    Whom should I notify of a change in status of my active military duty service, such as an expiration or extension?

    If your active military duty status has either expired or been extended, please contact our Customer Service Department at (800) 247-9727.  You may also send written notice to our Special Loans Department via mail or facsimile.

    How will I be notified of the reduced rate and payment amounts as a result of my military status?

    A notice will be mailed to you via U.S. mail.  This notification will provide you with the new interest rate, principal and interest payment amount, and effective date.

    What is an interest only mortgage loan?

    This is a mortgage loan in which the scheduled monthly payment amount consists of interest only.  The interest only payment lasts for a specified period of usually 5 to 10 years.  Customers have the right to pay more than interest if they wish to do so.

    If the customer pays interest only, the payment will not include any repayment of principal and the loan balance will remain unchanged.  For example, if a 30-year loan of $100,000 at 6.25% is interest only, the required payment is $520.83.  In contrast, customers who have the same loan without an interest only feature would have to pay $615.72.  This is the fully amortizing payment, or the payment that would pay off the loan over the term if the rate remained the same.  The difference in payment of $94.89 is principal, which goes to reduce the loan balance.

    How is my interest only payment amount calculated?

    Your interest only payment amount is calculated by multiplying the unpaid principal balance by the interest rate and dividing by 12 months in a year.  An example is provided below.

    $100,000.00 (Unpaid Principal Balance) x 6.25% (Interest Rate) / 12 (Months in a Year) = $520.83 (Interest Only Payment Amount)

    How long is the interest only period?

    The length of the interest only period is indicated in your Note and/or Interest Only Addendum.

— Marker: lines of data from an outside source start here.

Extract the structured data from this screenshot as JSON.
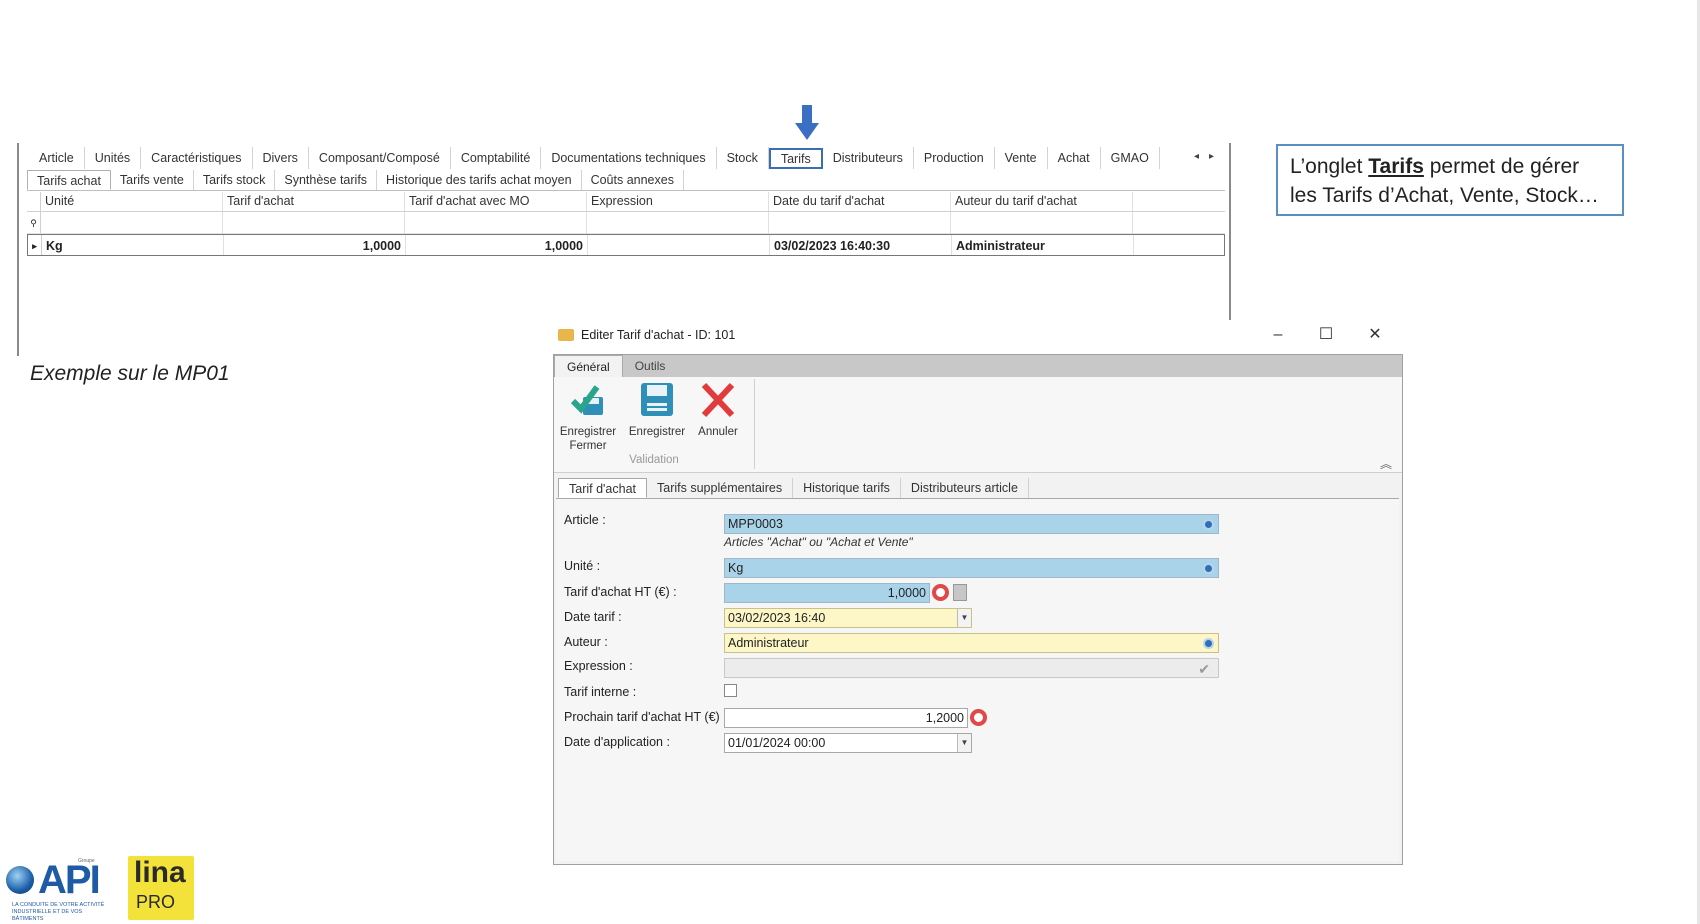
{
  "grid_panel": {
    "main_tabs": [
      "Article",
      "Unités",
      "Caractéristiques",
      "Divers",
      "Composant/Composé",
      "Comptabilité",
      "Documentations techniques",
      "Stock",
      "Tarifs",
      "Distributeurs",
      "Production",
      "Vente",
      "Achat",
      "GMAO"
    ],
    "active_main_tab": "Tarifs",
    "sub_tabs": [
      "Tarifs achat",
      "Tarifs vente",
      "Tarifs stock",
      "Synthèse tarifs",
      "Historique des tarifs achat moyen",
      "Coûts annexes"
    ],
    "active_sub_tab": "Tarifs achat",
    "columns": [
      "Unité",
      "Tarif d'achat",
      "Tarif d'achat avec MO",
      "Expression",
      "Date du tarif d'achat",
      "Auteur du tarif d'achat"
    ],
    "rows": [
      [
        "Kg",
        "1,0000",
        "1,0000",
        "",
        "03/02/2023 16:40:30",
        "Administrateur"
      ]
    ]
  },
  "callout": {
    "prefix": "L’onglet ",
    "bold": "Tarifs",
    "rest": " permet de gérer les Tarifs d’Achat, Vente, Stock…"
  },
  "caption": "Exemple sur le MP01",
  "dialog": {
    "title": "Editer Tarif d'achat - ID: 101",
    "ribbon_tabs": [
      "Général",
      "Outils"
    ],
    "buttons": {
      "save_close": "Enregistrer Fermer",
      "save": "Enregistrer",
      "cancel": "Annuler"
    },
    "group_label": "Validation",
    "form_tabs": [
      "Tarif d'achat",
      "Tarifs supplémentaires",
      "Historique tarifs",
      "Distributeurs article"
    ],
    "fields": {
      "article_label": "Article :",
      "article_value": "MPP0003",
      "article_hint": "Articles \"Achat\" ou \"Achat et Vente\"",
      "unite_label": "Unité :",
      "unite_value": "Kg",
      "tarif_label": "Tarif d'achat HT (€) :",
      "tarif_value": "1,0000",
      "date_label": "Date tarif :",
      "date_value": "03/02/2023 16:40",
      "auteur_label": "Auteur :",
      "auteur_value": "Administrateur",
      "expression_label": "Expression :",
      "expression_value": "",
      "interne_label": "Tarif interne :",
      "prochain_label": "Prochain tarif d'achat HT (€) :",
      "prochain_value": "1,2000",
      "application_label": "Date d'application :",
      "application_value": "01/01/2024 00:00"
    }
  },
  "logos": {
    "api": "API",
    "api_groupe": "Groupe",
    "api_tagline": "LA CONDUITE DE VOTRE ACTIVITÉ INDUSTRIELLE ET DE VOS BÂTIMENTS",
    "lina": "lina",
    "lina_pro": "PRO"
  },
  "colors": {
    "accent_blue": "#3a6db5",
    "field_blue": "#a9d3e8",
    "field_yellow": "#fdf6c6",
    "cancel_red": "#e23b3b",
    "save_green": "#2aa58b"
  }
}
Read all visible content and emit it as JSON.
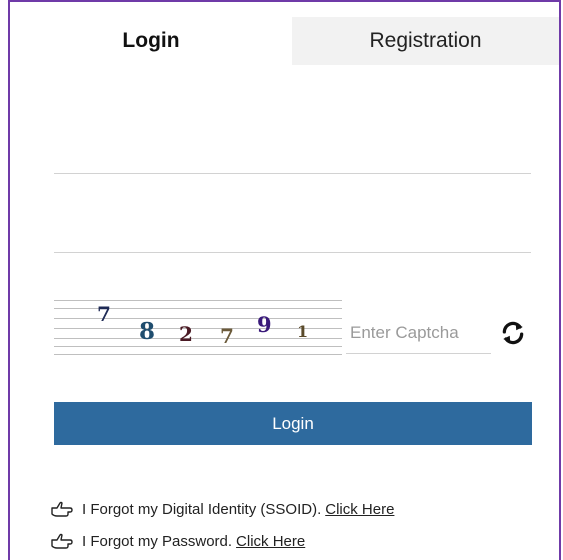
{
  "tabs": {
    "login": "Login",
    "registration": "Registration"
  },
  "form": {
    "username_value": "",
    "password_value": "",
    "captcha_placeholder": "Enter Captcha"
  },
  "captcha": {
    "digits": [
      {
        "char": "7",
        "color": "#1e2a55"
      },
      {
        "char": "8",
        "color": "#1f4d6e"
      },
      {
        "char": "2",
        "color": "#4a1a24"
      },
      {
        "char": "7",
        "color": "#6b5a3a"
      },
      {
        "char": "9",
        "color": "#3a1a7a"
      },
      {
        "char": "1",
        "color": "#5a4a2a"
      }
    ]
  },
  "login_button": "Login",
  "help": {
    "forgot_ssoid_text": "I Forgot my Digital Identity (SSOID).",
    "forgot_ssoid_link": "Click Here",
    "forgot_password_text": "I Forgot my Password.",
    "forgot_password_link": "Click Here"
  },
  "colors": {
    "border": "#6f3aa8",
    "button": "#2e6a9e",
    "tab_inactive": "#f2f2f2"
  },
  "icons": {
    "refresh": "refresh-icon",
    "hand": "pointing-hand-icon"
  }
}
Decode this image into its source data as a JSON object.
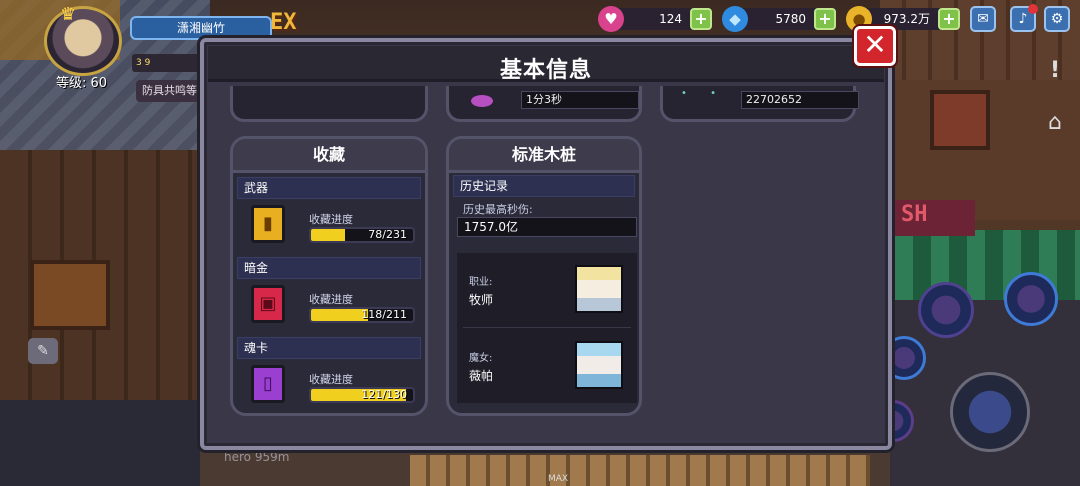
{
  "hud": {
    "player_name": "潇湘幽竹",
    "level": "等级: 60",
    "ex_badge": "EX",
    "stats": "3 9",
    "resonance": "防具共鸣等",
    "hearts": "124",
    "gems": "5780",
    "coins": "973.2万",
    "hero_text": "hero 959m",
    "max_label": "MAX"
  },
  "modal": {
    "title": "基本信息",
    "top_cards": {
      "middle_value": "1分3秒",
      "right_value": "22702652"
    },
    "collection": {
      "title": "收藏",
      "items": [
        {
          "category": "武器",
          "progress_label": "收藏进度",
          "progress_text": "78/231",
          "fraction": 0.338
        },
        {
          "category": "暗金",
          "progress_label": "收藏进度",
          "progress_text": "118/211",
          "fraction": 0.559
        },
        {
          "category": "魂卡",
          "progress_label": "收藏进度",
          "progress_text": "121/130",
          "fraction": 0.931
        }
      ]
    },
    "dummy": {
      "title": "标准木桩",
      "history_header": "历史记录",
      "max_dps_label": "历史最高秒伤:",
      "max_dps_value": "1757.0亿",
      "class_label": "职业:",
      "class_value": "牧师",
      "witch_label": "魔女:",
      "witch_value": "薇帕"
    }
  }
}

    What is a simple interest mortgage loan?

    This is a loan in which interest is calculated daily based on the unpaid principal balance.  Unlike a monthly amortizing loan, a simple interest loan requires that the customer pay additional interest for every day payment is not received past the due date.

    How is my simple interest payment amount calculated?

    Your simple interest payment amount may be calculated by multiplying the unpaid principal balance by the current interest rate, dividing by 365 days in a year, and multiplying by the number of days elapsed from the last payment received date to the current payment received date. An example is provided below. 

    $100,000.00 (Unpaid Principal Balance) x 6% (Interest Rate) / 365 (Days in Year) x 35 (Number of Days Elapsed from Last Payment Received Date to Current Payment Received Date) = $575.34 (Simple Interest Payment Amount).

    Your simple interest payment amount may be calculated by multiplying the unpaid principal balance by the current interest rate, dividing by 360 days in a year, and multiplying by the number of days elapsed from the last payment received date to the current payment received date.  An example is provided below. 

    $100,000.00 (Unpaid Principal Balance) x 6% (Interest Rate) / 360 (Days in Year) x 35 (Number of Days Elapsed from Last Payment Received Date to Current Payment Received Date) = $583.33 (Simple Interest Payment Amount).

    LEAVE A REPLY

    Please enter your comment!
    Please enter your name here